Converts Guide – By John Hames

Chapter 34

The Starting Promise

“And He said certainly I will be with thee” (Exod. 3:21).

The above is the promise God made Moses when sending him to Egypt to lead out the children of Israel. This no doubt served as a great stay and staff for him in all of his after years.

We have all likely learned the value of a special divine promise. The promises are all valuable, but what I mean by a special promise is one that comes to us under peculiar circumstances, similar to the following. We are getting ready to take a long trip, say to California, and before going to the railroad station, kneel in silent prayer to ask God for His direction and protection. On arising and opening the Bible our eyes fall upon the following promise: “I will not fail thee nor forsake thee” (Joshua 1:5). On the other hand, we may be undergoing persecution, and are beset by foes on every side, when these soul-reviving words fall upon our ears.

“Fear thou not; for I am with thee: be not dismayed; for I am thy God: I will strengthen thee; yea, I will help thee; yea, I will uphold thee with the right hand of my righteousness.” (Isaiah 41:10) When receiving such promises, at these times and places, we grasp them and stand more firmly upon them than we do the ordinary promises.

Now let the convert on starting out in the Christian warfare accept the promise, “Certainly I will be with thee,” for his stay and staff, all the way to heaven.
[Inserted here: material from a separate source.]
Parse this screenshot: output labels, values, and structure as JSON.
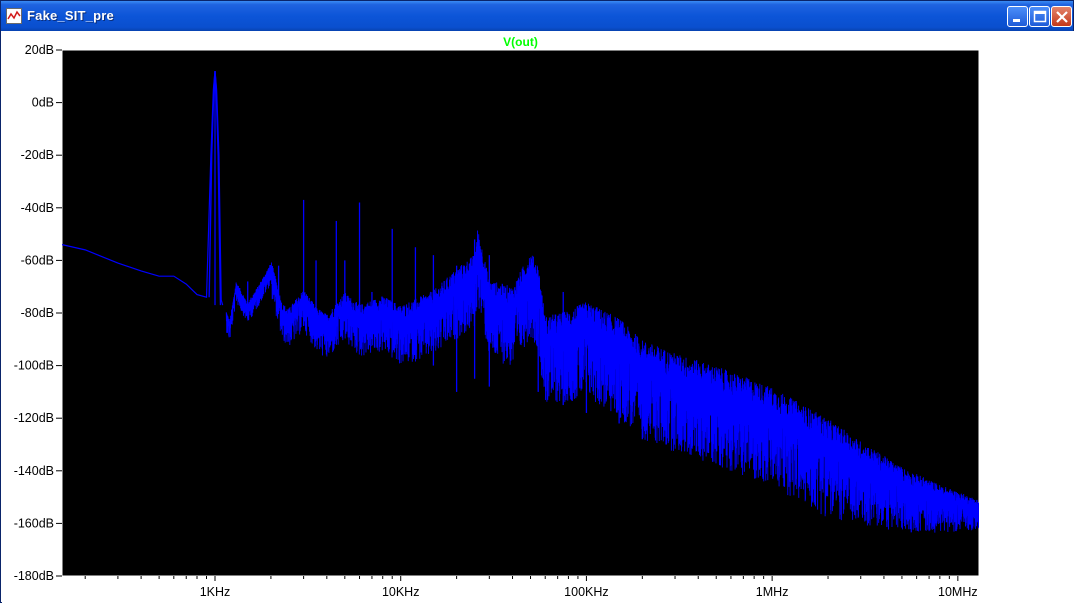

No matter how dark the way may sometimes become, or how the winds of hell may blow, or the raging foe persecute.

Let us briefly grind up the word certainly and see what it contains. It contains the following: “Positively I will be with thee,” “Without doubt or question I will be with thee,” “Without failure I will be with thee.” Reader, there are no grounds here for doubt or dismay.

Let us next see how much it will mean for God to be with you.

1. The first thing implied is that you have a sleepless guard with you to protect you by day and by night. Notice what David said about Him, “He will not suffer thy foot to be moved: He that keepeth thee will not slumber.” “The sun shall not smite thee by day nor the moon by night. The Lord shall preserve thee” (Psa. 121:2, 6, 7).

2. God will also be a refuge from the many storms and head winds which you will meet on your homeward march. What the caves, rocks and sand pits are to the weary traveler on the eastern deserts God has promised to be to His people. Isaiah, looking down the line of time through his prophetic telescope, got a glimpse of Jesus and what He would be to the human family, and broke out in the following language: “And a man shall be as a hiding place from the wind, and a covert from the tempest; as rivers of water in a dry place; as the shadow of a great rock in a weary land” (Isa. 32:2).

3. The next thing implied in God being with you means that you do not have to keep yourself or live the life in your own strength, but He promises to be your upholder. Listen to His precious words, “I will uphold thee with the right hand of my righteousness” (Isa. 41:10). “When the enemy shall come in like a flood, the Spirit of the Lord shall lift up a standard against him” (Isa. 59:19).

4. A fourth thing implied in God being with you is this: He is your Counselor and Guide. Oh, how difficult it would be to keep out of Satan’s by-paths and pitfalls, stationed along the way, without this unerring guide! We are thankful, however, for the following promises: “I will instruct thee, and teach thee in the way which thou shalt go: I will guide thee with mine eye” (Psa. 32:8). “Howbeit when He, the Spirit of truth, is come, He will guide you into all truth” (John 16:13).

5. Still another thing included in God being with you is, He is an exhaustless supply. The Israelites, while traveling through the wilderness, did not have to send here or there for supplies, but God wag all they needed. Paul said, “But my God shall supply all your needs, according to His riches in glory by Christ Jesus” (Phil. 4:19).

6. A final thing implied in the promise is that you have in your midst the Great Physician, who is equal for every malady that the devil may inflict upon you. Long ago He made the following statement and it holds good today: “For I am the Lord that healeth thee” (Exod. 15:26). “Bless the Lord, O my soul, and forget not all His benefits: who forgiveth all thine iniquities; who healeth all thy diseases” (Psa. 103:2, 3).

Reader, let us go forward in the power and strength of Jehovah, fearing nothing but sin.